“There is still plenty of stuff up there,” said Susan Cannon, geologist with USGS.

She added the material that flowed down last week was the top, easily eroded soil like ash and clay.

“Next time, the run off will be faster,” she warned.

Gary Bozé, spokesman for Los Angeles County Public Works, said crews were out during the rainstorm last week and, like Glendale Public Works, are on call during potential rainfall.

“The main thing now is to recheck the sandbags,” he said.

Bozé advised residents who had prepared their homes with sandbags before to review those placed and add more if needed.

Crescenta Valley Sheriffs, L.A. County Fire and Glendale police and fire are in constant contact with the public works department of their area. “Members of the Crescenta Valley Sheriff’s Station, as recently as today, have met with the L.A. County Department of Public Works, the Fire Department, the USGS, National Weather Service, California Highway Patrol, California Emergency Management Agency, our department’s Emergency Operations Bureau and the city of La Cañada Flintridge. Other meetings have included Glendale police and fire, L.A. Police and fire, the American Red Cross, the U.S. Forest Service and other groups including other LASD stations which may be affected with debris flow,” said Capt. David Silversparre of the CV Sheriff’s Station.
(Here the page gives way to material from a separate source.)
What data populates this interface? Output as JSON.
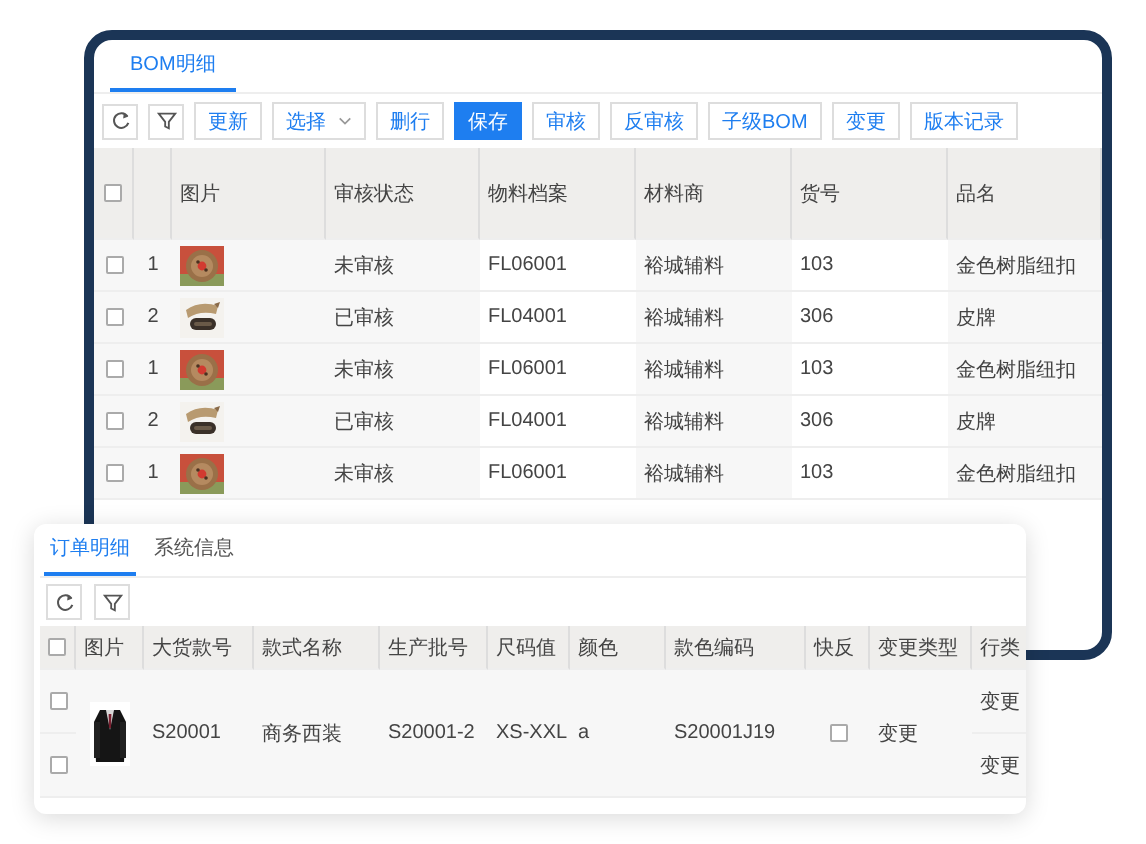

He added the meetings are all part of an effort to ensure a unified command for the inevitable emergency.

County and city officials remind residents to continue to be vigilant and continue to contact their agencies with any questions.
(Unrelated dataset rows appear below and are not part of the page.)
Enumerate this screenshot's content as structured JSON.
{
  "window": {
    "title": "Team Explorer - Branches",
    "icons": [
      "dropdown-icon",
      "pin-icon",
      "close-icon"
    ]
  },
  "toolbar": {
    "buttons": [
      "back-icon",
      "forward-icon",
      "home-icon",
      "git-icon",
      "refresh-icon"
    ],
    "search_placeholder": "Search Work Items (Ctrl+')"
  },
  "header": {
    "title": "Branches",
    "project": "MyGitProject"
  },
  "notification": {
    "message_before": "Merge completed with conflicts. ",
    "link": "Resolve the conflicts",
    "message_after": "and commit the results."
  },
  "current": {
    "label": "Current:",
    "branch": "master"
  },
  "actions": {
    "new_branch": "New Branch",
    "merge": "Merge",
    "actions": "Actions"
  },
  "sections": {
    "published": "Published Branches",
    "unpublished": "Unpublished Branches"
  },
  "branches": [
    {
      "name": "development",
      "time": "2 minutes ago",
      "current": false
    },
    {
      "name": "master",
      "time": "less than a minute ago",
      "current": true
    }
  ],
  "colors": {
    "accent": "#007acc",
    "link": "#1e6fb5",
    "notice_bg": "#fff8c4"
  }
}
The rain came fast and furious on Friday and though there were no mandatory evacuations in the area some residents chose to leave while others came home to something completely unexpected.
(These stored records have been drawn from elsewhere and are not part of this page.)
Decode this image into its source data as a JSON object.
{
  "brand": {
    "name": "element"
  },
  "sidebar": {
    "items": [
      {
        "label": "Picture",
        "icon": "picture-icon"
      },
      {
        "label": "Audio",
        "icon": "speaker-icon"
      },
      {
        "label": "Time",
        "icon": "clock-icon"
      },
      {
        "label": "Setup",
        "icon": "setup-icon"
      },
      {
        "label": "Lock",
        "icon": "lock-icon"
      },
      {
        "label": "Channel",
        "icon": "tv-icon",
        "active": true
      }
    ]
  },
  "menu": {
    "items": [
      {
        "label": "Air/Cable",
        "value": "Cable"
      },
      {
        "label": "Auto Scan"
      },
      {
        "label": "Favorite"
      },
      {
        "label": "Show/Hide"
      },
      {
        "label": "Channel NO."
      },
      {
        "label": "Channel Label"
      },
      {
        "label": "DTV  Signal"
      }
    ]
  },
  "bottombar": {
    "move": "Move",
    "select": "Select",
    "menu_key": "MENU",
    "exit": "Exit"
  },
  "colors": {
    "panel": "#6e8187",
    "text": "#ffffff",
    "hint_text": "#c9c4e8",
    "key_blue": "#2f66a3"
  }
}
Less than half an inch fell during the night: Rosemont Middle School rain station measured 0.42 inches. It may have not been a lot of rain but it seemed to all come down within minutes.

“It just ripped through here and strengthened really quickly,” Hoffer said.

Public works employees were out in force during the night and early morning hours to assess and clean mudflow areas. Mud and debris filled many streets in the Pinecrest and Canyonside areas. Previously cleaned debris basins are now filled with mud.

Alice Khatchooni came home late Thursday night to a driveway and yard full of mud. Los Angeles County Public Works had been to the Starfall Drive residence and laid out the best placement of sandbags. The home butts up against the side of a mountain that is public works land. The homeowner placed the required sandbags along the perimeter of her front yard and on top of the concrete block fence between the home and the mountain.

“The fence and the sandbags are [now] gone,” Khatchooni said.

The mud brought trees and rocks down the side and buried the fence and sandbags. There was about four feet of mud in her side yard, covering almost her entire side entry gate.

Khatchooni’s neighbor Drew Arrendondo had shoveled a path to the Khatchooni front door.

“It was really difficult to shovel. The mud and ash mixture is almost like an adobe texture,” Arrendondo said. “It all happened so fast. It’s a mess.”

For advice and help from L.A. County Public Works, contact (800) 214-4020 or visit their website at For the city of Glendale, visit the website at or contact the city at (818) 548-6464.

Sandbags are still available at Dunsmore Park and Two Strike Park. Crescenta Valley Town Council President Steve Pierce said new dirt has been trucked up to Two Strike and sandbags are available for residents to fill.

Bonners Rental Center in Tujunga has equipment that can help clear mud debris and they have sandbags for sale. They will deliver to local residents. Bonners is located at 6935 Foothill Blvd., Tujunga. (818) 951-9117.

Anyone with information on flood or mudflow safety equipment or if you come across a tip you want to share with your neighbors e-mail us at or contact us at (818) 248-2740.

Mud flowed down Pine Cone Road bringing with it rocks and other debris. Garbage was also strewn about from residents’ trash cans that washed away.